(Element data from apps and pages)
=======
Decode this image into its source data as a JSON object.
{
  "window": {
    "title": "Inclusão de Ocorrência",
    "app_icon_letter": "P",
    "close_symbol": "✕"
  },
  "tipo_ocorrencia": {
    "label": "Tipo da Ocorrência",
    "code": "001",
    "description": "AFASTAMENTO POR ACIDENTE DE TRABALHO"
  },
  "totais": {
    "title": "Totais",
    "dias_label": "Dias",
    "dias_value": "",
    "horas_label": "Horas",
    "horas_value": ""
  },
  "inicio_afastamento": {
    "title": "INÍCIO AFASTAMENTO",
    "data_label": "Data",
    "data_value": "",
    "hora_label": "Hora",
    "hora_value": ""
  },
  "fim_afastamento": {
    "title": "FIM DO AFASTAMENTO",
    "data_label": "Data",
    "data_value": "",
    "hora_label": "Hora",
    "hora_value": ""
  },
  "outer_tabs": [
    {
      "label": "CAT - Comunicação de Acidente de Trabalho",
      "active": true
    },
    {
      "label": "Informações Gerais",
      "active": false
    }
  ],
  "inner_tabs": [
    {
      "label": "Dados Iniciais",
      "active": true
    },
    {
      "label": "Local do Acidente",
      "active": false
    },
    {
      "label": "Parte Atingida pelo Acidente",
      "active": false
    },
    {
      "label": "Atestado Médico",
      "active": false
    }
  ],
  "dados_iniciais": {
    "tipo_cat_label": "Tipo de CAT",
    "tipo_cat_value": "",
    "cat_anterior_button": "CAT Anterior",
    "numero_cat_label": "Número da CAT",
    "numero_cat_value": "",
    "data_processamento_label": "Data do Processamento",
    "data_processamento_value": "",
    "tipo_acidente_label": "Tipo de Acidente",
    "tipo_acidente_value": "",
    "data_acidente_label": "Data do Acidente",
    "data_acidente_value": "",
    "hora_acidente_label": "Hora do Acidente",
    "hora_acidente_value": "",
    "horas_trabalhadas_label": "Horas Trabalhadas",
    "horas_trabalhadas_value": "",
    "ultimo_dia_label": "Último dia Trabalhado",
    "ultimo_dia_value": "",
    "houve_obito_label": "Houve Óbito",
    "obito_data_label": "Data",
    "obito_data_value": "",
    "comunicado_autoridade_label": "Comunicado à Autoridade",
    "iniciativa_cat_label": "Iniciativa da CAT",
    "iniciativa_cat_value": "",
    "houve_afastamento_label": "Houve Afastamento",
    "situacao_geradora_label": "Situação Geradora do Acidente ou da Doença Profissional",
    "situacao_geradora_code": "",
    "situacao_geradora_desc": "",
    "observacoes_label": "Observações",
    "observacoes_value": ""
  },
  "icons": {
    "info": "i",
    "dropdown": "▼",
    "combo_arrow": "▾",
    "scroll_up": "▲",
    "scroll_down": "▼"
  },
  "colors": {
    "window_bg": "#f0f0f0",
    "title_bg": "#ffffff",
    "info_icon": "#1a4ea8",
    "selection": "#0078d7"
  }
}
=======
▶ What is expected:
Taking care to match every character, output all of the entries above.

▶ Result:
Decode this image into its source data as a JSON object.
{
  "window": {
    "title": "Inclusão de Ocorrência",
    "app_icon_letter": "P",
    "close_symbol": "✕"
  },
  "tipo_ocorrencia": {
    "label": "Tipo da Ocorrência",
    "code": "001",
    "description": "AFASTAMENTO POR ACIDENTE DE TRABALHO"
  },
  "totais": {
    "title": "Totais",
    "dias_label": "Dias",
    "dias_value": "",
    "horas_label": "Horas",
    "horas_value": ""
  },
  "inicio_afastamento": {
    "title": "INÍCIO AFASTAMENTO",
    "data_label": "Data",
    "data_value": "",
    "hora_label": "Hora",
    "hora_value": ""
  },
  "fim_afastamento": {
    "title": "FIM DO AFASTAMENTO",
    "data_label": "Data",
    "data_value": "",
    "hora_label": "Hora",
    "hora_value": ""
  },
  "outer_tabs": [
    {
      "label": "CAT - Comunicação de Acidente de Trabalho",
      "active": true
    },
    {
      "label": "Informações Gerais",
      "active": false
    }
  ],
  "inner_tabs": [
    {
      "label": "Dados Iniciais",
      "active": true
    },
    {
      "label": "Local do Acidente",
      "active": false
    },
    {
      "label": "Parte Atingida pelo Acidente",
      "active": false
    },
    {
      "label": "Atestado Médico",
      "active": false
    }
  ],
  "dados_iniciais": {
    "tipo_cat_label": "Tipo de CAT",
    "tipo_cat_value": "",
    "cat_anterior_button": "CAT Anterior",
    "numero_cat_label": "Número da CAT",
    "numero_cat_value": "",
    "data_processamento_label": "Data do Processamento",
    "data_processamento_value": "",
    "tipo_acidente_label": "Tipo de Acidente",
    "tipo_acidente_value": "",
    "data_acidente_label": "Data do Acidente",
    "data_acidente_value": "",
    "hora_acidente_label": "Hora do Acidente",
    "hora_acidente_value": "",
    "horas_trabalhadas_label": "Horas Trabalhadas",
    "horas_trabalhadas_value": "",
    "ultimo_dia_label": "Último dia Trabalhado",
    "ultimo_dia_value": "",
    "houve_obito_label": "Houve Óbito",
    "obito_data_label": "Data",
    "obito_data_value": "",
    "comunicado_autoridade_label": "Comunicado à Autoridade",
    "iniciativa_cat_label": "Iniciativa da CAT",
    "iniciativa_cat_value": "",
    "houve_afastamento_label": "Houve Afastamento",
    "situacao_geradora_label": "Situação Geradora do Acidente ou da Doença Profissional",
    "situacao_geradora_code": "",
    "situacao_geradora_desc": "",
    "observacoes_label": "Observações",
    "observacoes_value": ""
  },
  "icons": {
    "info": "i",
    "dropdown": "▼",
    "combo_arrow": "▾",
    "scroll_up": "▲",
    "scroll_down": "▼"
  },
  "colors": {
    "window_bg": "#f0f0f0",
    "title_bg": "#ffffff",
    "info_icon": "#1a4ea8",
    "selection": "#0078d7"
  }
}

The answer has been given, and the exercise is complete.